July 16, 2012 / 1:08 PM / 7 years ago

EU wheat surges on weather woes, rapeseed at new high

LONDON, July 16 (Reuters) - Wheat prices in western Europe rose sharply on Monday while rapeseed futures in Paris hit an all-time high as weather woes, most notably in the United States and the Black Sea region, fuelled buying.

* “We are seeing everywhere the reverse from what we should be seeing,” a trader said, referring to the adverse weather conditions seen in many parts of the world.

* Benchmark November milling wheat was up 2.8 percent at 266.00 euros a tonne at 1225 GMT after earlier setting a contract high of 267.50 euros.

* “Helped by a euro in the doldrums, Euronext wheat breached the highest level seen during the previous season and eyes are now turned towards the historic levels seen in the 2010-2011 and 2007-2008 seasons as bad news on production levels stack up,” French analyst Agritel said in a weekly newsletter.

* U.S. corn prices surged by more than 4 percent on Monday while soybeans also posted strong gains as crops in the key Midwest growing region deteriorated and forecasts indicated there was little relief in sight from the worst drought since 1988.

* Front-month rapeseed contract rose by 1.5 percent to hit an all-time high of 525.00 euros per tonne, breaching the previous record of 521.75 euros set at the end of 2010.

* Rainy weather in France in the past two weeks remains a worry for farmers especially for grains that are now mature. Weather forecasters predict that a return of drier conditions should be short-lived.

* “There may be good yields in the fields but the question now is how much can enter in the food chain,” FCStone said in a note. “The entire northwestern block of northern France is suffering massive disease pressure,” it added.

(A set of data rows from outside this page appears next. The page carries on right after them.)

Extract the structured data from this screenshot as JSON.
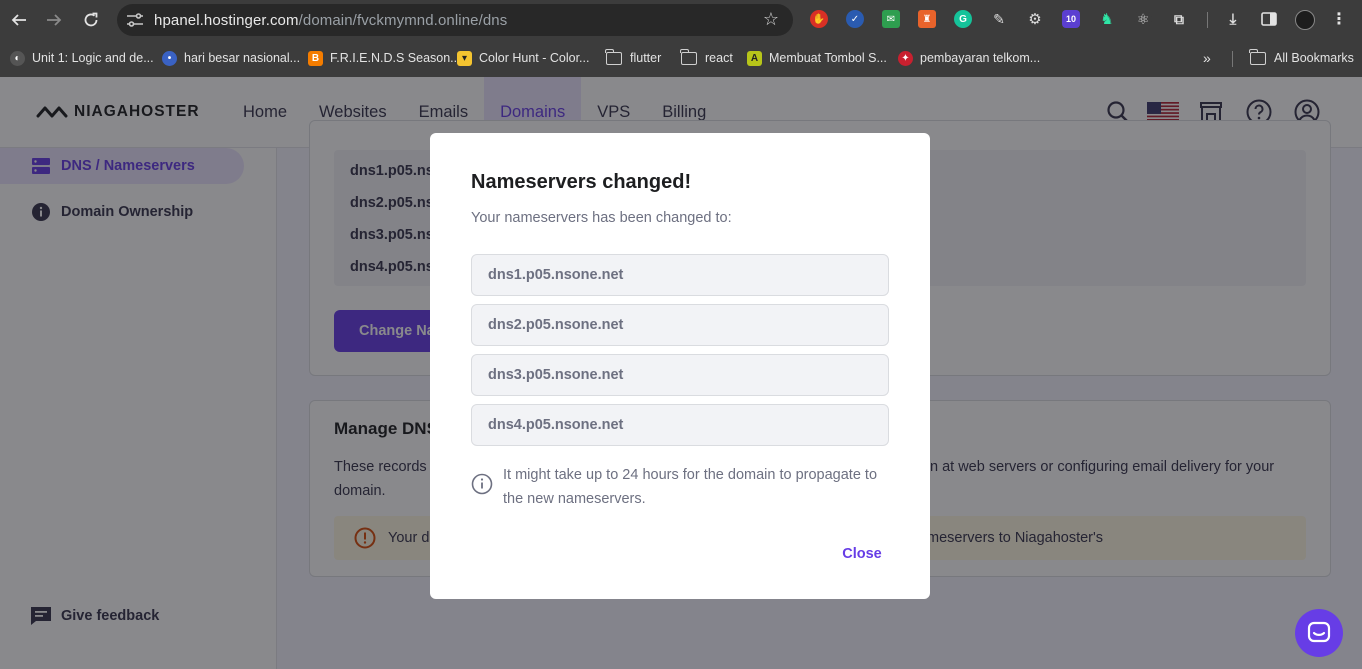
{
  "browser": {
    "url_host": "hpanel.hostinger.com",
    "url_path": "/domain/fvckmymnd.online/dns",
    "bookmarks": [
      {
        "label": "Unit 1: Logic and de...",
        "icon": "globe-icon"
      },
      {
        "label": "hari besar nasional...",
        "icon": "site-icon"
      },
      {
        "label": "F.R.I.E.N.D.S Season...",
        "icon": "blogger-icon"
      },
      {
        "label": "Color Hunt - Color...",
        "icon": "colorhunt-icon"
      },
      {
        "label": "flutter",
        "icon": "folder-icon"
      },
      {
        "label": "react",
        "icon": "folder-icon"
      },
      {
        "label": "Membuat Tombol S...",
        "icon": "site-icon"
      },
      {
        "label": "pembayaran telkom...",
        "icon": "site-icon"
      }
    ],
    "more_label": "»",
    "all_bookmarks": "All Bookmarks",
    "extension_badge": "10"
  },
  "header": {
    "brand": "NIAGAHOSTER",
    "nav": [
      "Home",
      "Websites",
      "Emails",
      "Domains",
      "VPS",
      "Billing"
    ],
    "active_nav": "Domains",
    "colors": {
      "accent": "#673de6",
      "active_bg": "#ebe4ff"
    }
  },
  "sidebar": {
    "items": [
      {
        "label": "DNS / Nameservers",
        "active": true
      },
      {
        "label": "Domain Ownership",
        "active": false
      }
    ],
    "feedback": "Give feedback"
  },
  "main": {
    "nameserver_lines": [
      "dns1.p05.ns",
      "dns2.p05.ns",
      "dns3.p05.ns",
      "dns4.p05.ns"
    ],
    "change_button": "Change Na",
    "manage_dns_title": "Manage DNS",
    "manage_dns_desc_left": "These records",
    "manage_dns_desc_right": "n at web servers or configuring email delivery for your",
    "manage_dns_desc_line2": "domain.",
    "warning_left": "Your d",
    "warning_right": "meservers to Niagahoster's"
  },
  "modal": {
    "title": "Nameservers changed!",
    "subtitle": "Your nameservers has been changed to:",
    "nameservers": [
      "dns1.p05.nsone.net",
      "dns2.p05.nsone.net",
      "dns3.p05.nsone.net",
      "dns4.p05.nsone.net"
    ],
    "info": "It might take up to 24 hours for the domain to propagate to the new nameservers.",
    "close_label": "Close"
  }
}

* On the export front, the two barley shipments for Saudi Arabia are currently being loaded at La Pallice and Rouen, the first in a series of shipments.

* The outlook for yields in Britain continued to deteriorate with some fields waterlogged and disease levels high.

* November feed wheat rose 5.00 pounds or 2.7 percent to a contract high of 193.00 pounds a tonne.

* Dealers said physical trade was slow as producers wait for a clearer picture on crop prospects before making further sales.

* In Germany, prices again took big jumps upwards as Paris set contract highs, with no improvement expected in German weather this week at a time when wheat needs sun.

* Standard milling wheat for September delivery in Hamburg was offered for sale up 6 euros at 271 euros a tonne, with buyers at around 269 euros.

* “The market is now increasingly concerned about the rain in West Europe along with the weather problems in the U.S. Midwest and Russia,” one German trader said. “A wet weekend in Germany means hardly any progress was made on Germany’s barley harvest and wheat is now receiving too much water.”

* “There is almost a mood of panic in some parts of the EU market. Sales prospects for EU wheat are looking ever better and there is growing worry the wet weather will cut quality. If there are harvest problems in France and the UK this could move export demand to Germany for both milling and feed wheat.”

* Another trader commented: “We are now facing a later start to the wheat harvest in Germany than previously expected. But it must be stressed that German wheat still has time to recover and ripen if we get a good dose of sunshine.”

* But no immediate improvement is in sight. Widespread rain and overcast skies are forecast for much of Germany from Monday to Friday.

* The weaker euro also supported.

* “We are seeing bad news come out of Russia every day and Monday was no exception, with forecasts of lower exports in coming months,” the second trader said. “The lower euro is likely to significantly improve Germany’s export outlook.”

* “It looks like Russia will not make a surge into wheat export markets in the same style as we have seen in recent seasons. Export demand for German and other EU wheat looks set to be much stronger than people had expected a couple of weeks ago.” (Reporting by Nigel Hunt in London, Valerie Parent in Paris and Michael Hogan in Hamburg; editing by James Jukwey)

0 : 0
  • narrow-browser-and-phone
  • medium-browser-and-portrait-tablet
  • landscape-tablet
  • medium-wide-browser
  • wide-browser-and-larger
  • medium-browser-and-landscape-tablet
  • medium-wide-browser-and-larger
  • above-phone
  • portrait-tablet-and-above
  • above-portrait-tablet
  • landscape-tablet-and-above
  • landscape-tablet-and-medium-wide-browser
  • portrait-tablet-and-below
  • landscape-tablet-and-below